**Work task:** What number of lines in the data below contain the string "Drop"? Answer with that number alone.
*** Record set ***
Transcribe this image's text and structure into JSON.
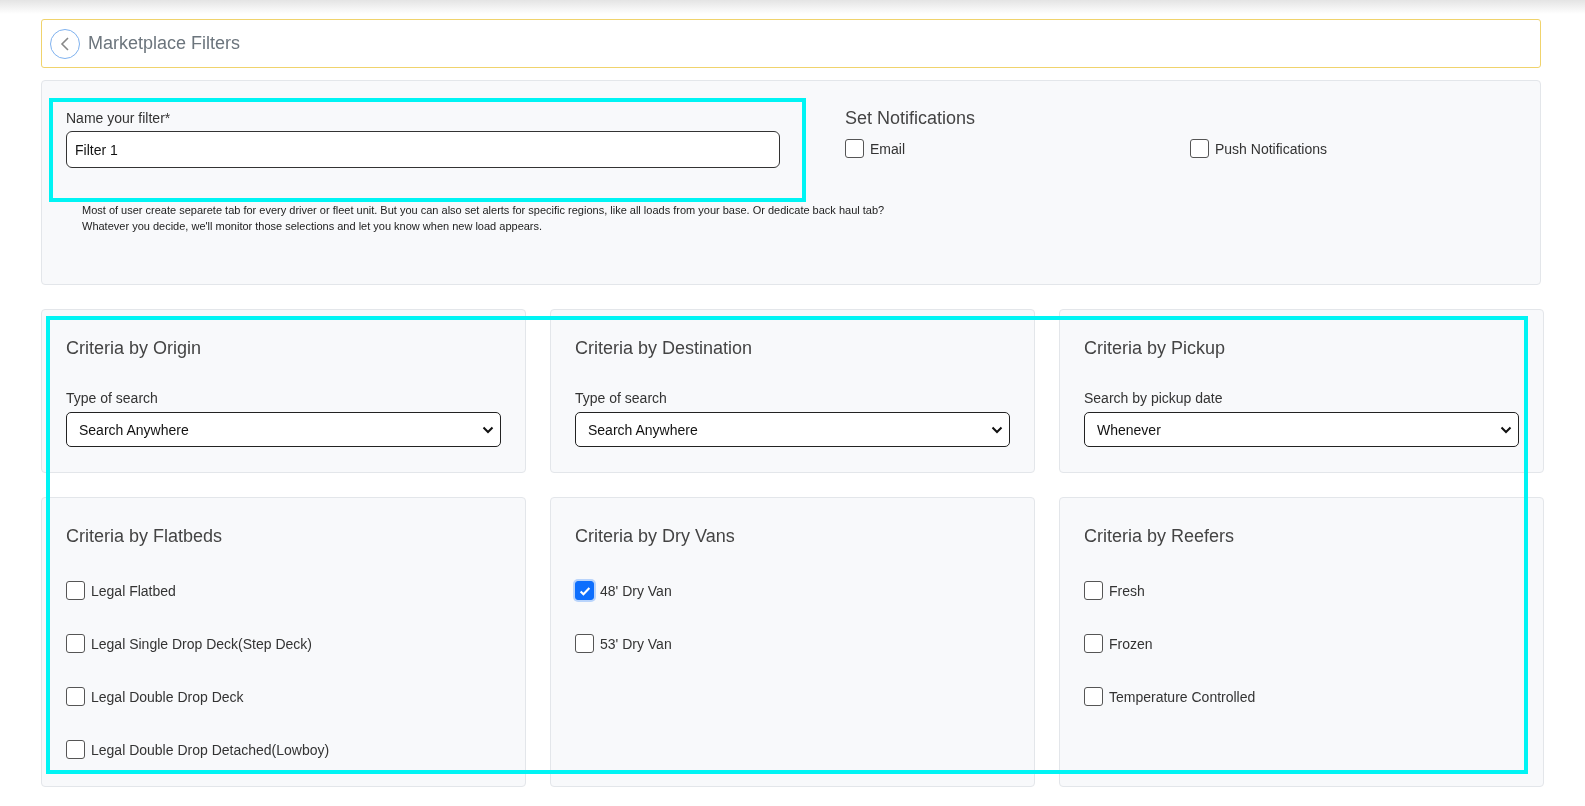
{
  "header": {
    "title": "Marketplace Filters"
  },
  "filter_name": {
    "label": "Name your filter*",
    "value": "Filter 1"
  },
  "help_text": [
    "Most of user create separete tab for every driver or fleet unit. But you can also set alerts for specific regions, like all loads from your base. Or dedicate back haul tab?",
    "Whatever you decide, we'll monitor those selections and let you know when new load appears."
  ],
  "notifications": {
    "title": "Set Notifications",
    "options": [
      {
        "label": "Email",
        "checked": false
      },
      {
        "label": "Push Notifications",
        "checked": false
      }
    ]
  },
  "cards": [
    {
      "kind": "select",
      "title": "Criteria by Origin",
      "label": "Type of search",
      "value": "Search Anywhere"
    },
    {
      "kind": "select",
      "title": "Criteria by Destination",
      "label": "Type of search",
      "value": "Search Anywhere"
    },
    {
      "kind": "select",
      "title": "Criteria by Pickup",
      "label": "Search by pickup date",
      "value": "Whenever"
    },
    {
      "kind": "checklist",
      "title": "Criteria by Flatbeds",
      "options": [
        {
          "label": "Legal Flatbed",
          "checked": false
        },
        {
          "label": "Legal Single Drop Deck(Step Deck)",
          "checked": false
        },
        {
          "label": "Legal Double Drop Deck",
          "checked": false
        },
        {
          "label": "Legal Double Drop Detached(Lowboy)",
          "checked": false
        }
      ]
    },
    {
      "kind": "checklist",
      "title": "Criteria by Dry Vans",
      "options": [
        {
          "label": "48' Dry Van",
          "checked": true
        },
        {
          "label": "53' Dry Van",
          "checked": false
        }
      ]
    },
    {
      "kind": "checklist",
      "title": "Criteria by Reefers",
      "options": [
        {
          "label": "Fresh",
          "checked": false
        },
        {
          "label": "Frozen",
          "checked": false
        },
        {
          "label": "Temperature Controlled",
          "checked": false
        }
      ]
    }
  ]
}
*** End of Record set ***
**Expected answer:** 3